● Exercise brief
Copy out all the entries exactly.

App and web page records:
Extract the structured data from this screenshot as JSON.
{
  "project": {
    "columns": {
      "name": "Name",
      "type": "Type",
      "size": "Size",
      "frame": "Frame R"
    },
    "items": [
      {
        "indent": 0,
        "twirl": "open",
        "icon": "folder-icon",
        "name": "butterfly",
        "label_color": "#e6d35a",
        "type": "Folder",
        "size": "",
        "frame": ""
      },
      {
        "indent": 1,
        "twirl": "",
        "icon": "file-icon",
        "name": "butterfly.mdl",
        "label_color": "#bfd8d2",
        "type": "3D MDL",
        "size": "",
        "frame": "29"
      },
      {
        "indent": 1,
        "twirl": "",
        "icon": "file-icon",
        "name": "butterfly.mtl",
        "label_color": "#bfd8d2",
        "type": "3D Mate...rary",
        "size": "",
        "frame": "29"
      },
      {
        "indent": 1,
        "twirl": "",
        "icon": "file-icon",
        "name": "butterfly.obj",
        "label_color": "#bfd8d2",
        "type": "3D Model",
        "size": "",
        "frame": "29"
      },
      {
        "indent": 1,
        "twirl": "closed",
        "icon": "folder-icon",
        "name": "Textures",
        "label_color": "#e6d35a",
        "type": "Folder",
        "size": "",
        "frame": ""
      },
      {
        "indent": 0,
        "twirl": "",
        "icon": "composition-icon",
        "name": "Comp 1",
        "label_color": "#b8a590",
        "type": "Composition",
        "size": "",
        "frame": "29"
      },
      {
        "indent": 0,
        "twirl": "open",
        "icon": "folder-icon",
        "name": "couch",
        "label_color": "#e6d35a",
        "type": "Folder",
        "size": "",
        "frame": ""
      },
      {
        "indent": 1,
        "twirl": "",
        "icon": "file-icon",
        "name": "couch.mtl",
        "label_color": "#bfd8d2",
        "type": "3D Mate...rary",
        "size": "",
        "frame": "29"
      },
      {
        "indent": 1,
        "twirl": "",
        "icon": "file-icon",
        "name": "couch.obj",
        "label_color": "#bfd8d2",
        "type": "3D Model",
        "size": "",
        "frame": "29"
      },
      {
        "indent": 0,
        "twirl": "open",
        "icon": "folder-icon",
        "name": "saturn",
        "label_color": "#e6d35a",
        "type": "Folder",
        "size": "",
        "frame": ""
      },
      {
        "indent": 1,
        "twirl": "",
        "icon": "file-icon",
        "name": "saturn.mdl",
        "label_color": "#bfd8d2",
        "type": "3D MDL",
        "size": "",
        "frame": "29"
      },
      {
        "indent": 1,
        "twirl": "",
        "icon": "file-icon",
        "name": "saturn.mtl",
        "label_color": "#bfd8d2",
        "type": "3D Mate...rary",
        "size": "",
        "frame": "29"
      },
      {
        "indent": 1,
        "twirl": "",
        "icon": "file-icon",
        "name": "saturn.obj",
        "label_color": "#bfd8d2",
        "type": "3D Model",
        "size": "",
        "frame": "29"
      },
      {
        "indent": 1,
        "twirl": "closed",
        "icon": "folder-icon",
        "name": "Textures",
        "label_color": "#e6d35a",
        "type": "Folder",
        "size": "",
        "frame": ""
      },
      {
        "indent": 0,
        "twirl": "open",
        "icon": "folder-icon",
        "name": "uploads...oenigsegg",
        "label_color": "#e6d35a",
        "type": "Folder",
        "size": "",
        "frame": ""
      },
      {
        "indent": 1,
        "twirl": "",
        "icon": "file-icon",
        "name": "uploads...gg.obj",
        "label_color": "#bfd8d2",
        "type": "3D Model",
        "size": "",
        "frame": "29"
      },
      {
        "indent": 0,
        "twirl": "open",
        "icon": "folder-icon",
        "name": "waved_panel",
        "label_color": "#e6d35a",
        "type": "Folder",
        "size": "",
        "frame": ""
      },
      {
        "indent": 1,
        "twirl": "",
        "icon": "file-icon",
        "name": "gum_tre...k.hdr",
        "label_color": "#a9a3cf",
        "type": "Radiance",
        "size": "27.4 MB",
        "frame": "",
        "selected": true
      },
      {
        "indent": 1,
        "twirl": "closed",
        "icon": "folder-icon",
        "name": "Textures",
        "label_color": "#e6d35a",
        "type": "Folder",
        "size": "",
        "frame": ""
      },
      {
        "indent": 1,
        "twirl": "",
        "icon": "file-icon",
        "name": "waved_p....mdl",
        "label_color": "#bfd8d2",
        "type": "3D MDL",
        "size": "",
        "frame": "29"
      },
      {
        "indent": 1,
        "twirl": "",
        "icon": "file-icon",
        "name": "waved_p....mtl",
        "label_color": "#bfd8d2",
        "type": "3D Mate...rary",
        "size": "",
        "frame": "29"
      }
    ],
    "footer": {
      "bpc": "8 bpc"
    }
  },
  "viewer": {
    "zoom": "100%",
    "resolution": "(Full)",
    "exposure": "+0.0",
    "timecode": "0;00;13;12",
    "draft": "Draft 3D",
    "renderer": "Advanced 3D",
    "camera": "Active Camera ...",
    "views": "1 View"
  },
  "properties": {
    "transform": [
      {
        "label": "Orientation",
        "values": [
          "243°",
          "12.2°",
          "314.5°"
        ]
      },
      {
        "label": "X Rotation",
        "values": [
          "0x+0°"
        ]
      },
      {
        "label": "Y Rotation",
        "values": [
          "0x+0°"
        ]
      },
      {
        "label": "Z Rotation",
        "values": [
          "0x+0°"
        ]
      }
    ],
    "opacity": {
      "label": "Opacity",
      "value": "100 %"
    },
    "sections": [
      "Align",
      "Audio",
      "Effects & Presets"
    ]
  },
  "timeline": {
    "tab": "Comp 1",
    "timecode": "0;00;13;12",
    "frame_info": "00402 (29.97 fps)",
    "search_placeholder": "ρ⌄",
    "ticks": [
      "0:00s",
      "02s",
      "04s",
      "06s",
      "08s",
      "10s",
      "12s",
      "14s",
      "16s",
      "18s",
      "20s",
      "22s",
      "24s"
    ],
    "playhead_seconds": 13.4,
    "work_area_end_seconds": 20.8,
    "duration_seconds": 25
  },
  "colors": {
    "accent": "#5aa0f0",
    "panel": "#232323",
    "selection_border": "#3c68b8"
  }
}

● Written solution
Extract the structured data from this screenshot as JSON.
{
  "project": {
    "columns": {
      "name": "Name",
      "type": "Type",
      "size": "Size",
      "frame": "Frame R"
    },
    "items": [
      {
        "indent": 0,
        "twirl": "open",
        "icon": "folder-icon",
        "name": "butterfly",
        "label_color": "#e6d35a",
        "type": "Folder",
        "size": "",
        "frame": ""
      },
      {
        "indent": 1,
        "twirl": "",
        "icon": "file-icon",
        "name": "butterfly.mdl",
        "label_color": "#bfd8d2",
        "type": "3D MDL",
        "size": "",
        "frame": "29"
      },
      {
        "indent": 1,
        "twirl": "",
        "icon": "file-icon",
        "name": "butterfly.mtl",
        "label_color": "#bfd8d2",
        "type": "3D Mate...rary",
        "size": "",
        "frame": "29"
      },
      {
        "indent": 1,
        "twirl": "",
        "icon": "file-icon",
        "name": "butterfly.obj",
        "label_color": "#bfd8d2",
        "type": "3D Model",
        "size": "",
        "frame": "29"
      },
      {
        "indent": 1,
        "twirl": "closed",
        "icon": "folder-icon",
        "name": "Textures",
        "label_color": "#e6d35a",
        "type": "Folder",
        "size": "",
        "frame": ""
      },
      {
        "indent": 0,
        "twirl": "",
        "icon": "composition-icon",
        "name": "Comp 1",
        "label_color": "#b8a590",
        "type": "Composition",
        "size": "",
        "frame": "29"
      },
      {
        "indent": 0,
        "twirl": "open",
        "icon": "folder-icon",
        "name": "couch",
        "label_color": "#e6d35a",
        "type": "Folder",
        "size": "",
        "frame": ""
      },
      {
        "indent": 1,
        "twirl": "",
        "icon": "file-icon",
        "name": "couch.mtl",
        "label_color": "#bfd8d2",
        "type": "3D Mate...rary",
        "size": "",
        "frame": "29"
      },
      {
        "indent": 1,
        "twirl": "",
        "icon": "file-icon",
        "name": "couch.obj",
        "label_color": "#bfd8d2",
        "type": "3D Model",
        "size": "",
        "frame": "29"
      },
      {
        "indent": 0,
        "twirl": "open",
        "icon": "folder-icon",
        "name": "saturn",
        "label_color": "#e6d35a",
        "type": "Folder",
        "size": "",
        "frame": ""
      },
      {
        "indent": 1,
        "twirl": "",
        "icon": "file-icon",
        "name": "saturn.mdl",
        "label_color": "#bfd8d2",
        "type": "3D MDL",
        "size": "",
        "frame": "29"
      },
      {
        "indent": 1,
        "twirl": "",
        "icon": "file-icon",
        "name": "saturn.mtl",
        "label_color": "#bfd8d2",
        "type": "3D Mate...rary",
        "size": "",
        "frame": "29"
      },
      {
        "indent": 1,
        "twirl": "",
        "icon": "file-icon",
        "name": "saturn.obj",
        "label_color": "#bfd8d2",
        "type": "3D Model",
        "size": "",
        "frame": "29"
      },
      {
        "indent": 1,
        "twirl": "closed",
        "icon": "folder-icon",
        "name": "Textures",
        "label_color": "#e6d35a",
        "type": "Folder",
        "size": "",
        "frame": ""
      },
      {
        "indent": 0,
        "twirl": "open",
        "icon": "folder-icon",
        "name": "uploads...oenigsegg",
        "label_color": "#e6d35a",
        "type": "Folder",
        "size": "",
        "frame": ""
      },
      {
        "indent": 1,
        "twirl": "",
        "icon": "file-icon",
        "name": "uploads...gg.obj",
        "label_color": "#bfd8d2",
        "type": "3D Model",
        "size": "",
        "frame": "29"
      },
      {
        "indent": 0,
        "twirl": "open",
        "icon": "folder-icon",
        "name": "waved_panel",
        "label_color": "#e6d35a",
        "type": "Folder",
        "size": "",
        "frame": ""
      },
      {
        "indent": 1,
        "twirl": "",
        "icon": "file-icon",
        "name": "gum_tre...k.hdr",
        "label_color": "#a9a3cf",
        "type": "Radiance",
        "size": "27.4 MB",
        "frame": "",
        "selected": true
      },
      {
        "indent": 1,
        "twirl": "closed",
        "icon": "folder-icon",
        "name": "Textures",
        "label_color": "#e6d35a",
        "type": "Folder",
        "size": "",
        "frame": ""
      },
      {
        "indent": 1,
        "twirl": "",
        "icon": "file-icon",
        "name": "waved_p....mdl",
        "label_color": "#bfd8d2",
        "type": "3D MDL",
        "size": "",
        "frame": "29"
      },
      {
        "indent": 1,
        "twirl": "",
        "icon": "file-icon",
        "name": "waved_p....mtl",
        "label_color": "#bfd8d2",
        "type": "3D Mate...rary",
        "size": "",
        "frame": "29"
      }
    ],
    "footer": {
      "bpc": "8 bpc"
    }
  },
  "viewer": {
    "zoom": "100%",
    "resolution": "(Full)",
    "exposure": "+0.0",
    "timecode": "0;00;13;12",
    "draft": "Draft 3D",
    "renderer": "Advanced 3D",
    "camera": "Active Camera ...",
    "views": "1 View"
  },
  "properties": {
    "transform": [
      {
        "label": "Orientation",
        "values": [
          "243°",
          "12.2°",
          "314.5°"
        ]
      },
      {
        "label": "X Rotation",
        "values": [
          "0x+0°"
        ]
      },
      {
        "label": "Y Rotation",
        "values": [
          "0x+0°"
        ]
      },
      {
        "label": "Z Rotation",
        "values": [
          "0x+0°"
        ]
      }
    ],
    "opacity": {
      "label": "Opacity",
      "value": "100 %"
    },
    "sections": [
      "Align",
      "Audio",
      "Effects & Presets"
    ]
  },
  "timeline": {
    "tab": "Comp 1",
    "timecode": "0;00;13;12",
    "frame_info": "00402 (29.97 fps)",
    "search_placeholder": "ρ⌄",
    "ticks": [
      "0:00s",
      "02s",
      "04s",
      "06s",
      "08s",
      "10s",
      "12s",
      "14s",
      "16s",
      "18s",
      "20s",
      "22s",
      "24s"
    ],
    "playhead_seconds": 13.4,
    "work_area_end_seconds": 20.8,
    "duration_seconds": 25
  },
  "colors": {
    "accent": "#5aa0f0",
    "panel": "#232323",
    "selection_border": "#3c68b8"
  }
}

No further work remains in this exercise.